That's all well and good for NAND flash memory suppliers and their bottom lines, but bad for consumers. Multi-level cell (MLC) and triple-level cell (TLC) NAND pricing went up by as much as 10 percent during the third quarter. Whether price continue to rise remains to be seen.

There is reason to be optimistic that things will balance out before long. Toshiba is tapping its newly rebuilt facility Fab 2 in Japan to produce 3D NAND flash memory chips. It's expected to achieve capacity of 40,000 wafers per month by the end of this quarter, and will expand output even more in 2017 when the facility begins mass producing 64-layer 3D NAND flash memory chips. On top of it all, Toshiba is planning a new facility (Fab 6) in February of next year.
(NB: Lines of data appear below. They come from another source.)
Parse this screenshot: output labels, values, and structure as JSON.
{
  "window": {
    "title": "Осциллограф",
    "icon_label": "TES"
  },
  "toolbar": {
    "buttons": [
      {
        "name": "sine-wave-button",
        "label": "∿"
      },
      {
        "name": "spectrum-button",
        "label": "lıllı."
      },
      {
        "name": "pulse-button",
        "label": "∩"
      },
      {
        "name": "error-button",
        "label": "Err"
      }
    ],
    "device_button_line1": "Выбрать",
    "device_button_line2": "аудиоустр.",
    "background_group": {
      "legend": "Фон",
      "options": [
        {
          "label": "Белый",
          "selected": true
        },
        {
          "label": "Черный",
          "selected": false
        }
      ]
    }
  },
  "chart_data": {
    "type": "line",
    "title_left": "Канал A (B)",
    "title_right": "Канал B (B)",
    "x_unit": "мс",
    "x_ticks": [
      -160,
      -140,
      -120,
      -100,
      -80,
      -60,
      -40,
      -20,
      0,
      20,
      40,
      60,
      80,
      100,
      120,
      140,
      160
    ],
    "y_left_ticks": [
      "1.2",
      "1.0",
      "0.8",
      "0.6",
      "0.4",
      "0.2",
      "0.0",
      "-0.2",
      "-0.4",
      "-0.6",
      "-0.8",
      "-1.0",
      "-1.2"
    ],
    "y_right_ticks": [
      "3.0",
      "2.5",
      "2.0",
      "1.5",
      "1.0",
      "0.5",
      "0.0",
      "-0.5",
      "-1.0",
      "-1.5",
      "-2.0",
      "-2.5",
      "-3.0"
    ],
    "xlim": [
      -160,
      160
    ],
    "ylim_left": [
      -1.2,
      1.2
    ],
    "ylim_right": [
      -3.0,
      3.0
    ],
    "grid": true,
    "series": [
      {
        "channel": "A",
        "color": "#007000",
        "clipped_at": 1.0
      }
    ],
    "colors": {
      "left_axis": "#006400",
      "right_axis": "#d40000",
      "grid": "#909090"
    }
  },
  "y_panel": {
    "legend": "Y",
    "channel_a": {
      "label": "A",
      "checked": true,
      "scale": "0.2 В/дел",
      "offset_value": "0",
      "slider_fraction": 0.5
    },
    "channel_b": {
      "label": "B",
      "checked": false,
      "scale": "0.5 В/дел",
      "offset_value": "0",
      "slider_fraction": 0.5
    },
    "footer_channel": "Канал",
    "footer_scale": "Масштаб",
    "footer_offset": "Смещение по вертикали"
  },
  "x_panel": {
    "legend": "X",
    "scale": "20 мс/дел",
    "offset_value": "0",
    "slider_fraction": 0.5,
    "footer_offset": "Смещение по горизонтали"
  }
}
Western Digital will also expand its output of NAND flash. It expects to see an increase of 45 percent in 2017. Same goes for Intel—its NAND flash memory fab in Dalian, China, is expected to produce 10,000 wafers per month this quarter with gradual expansion planned for next year.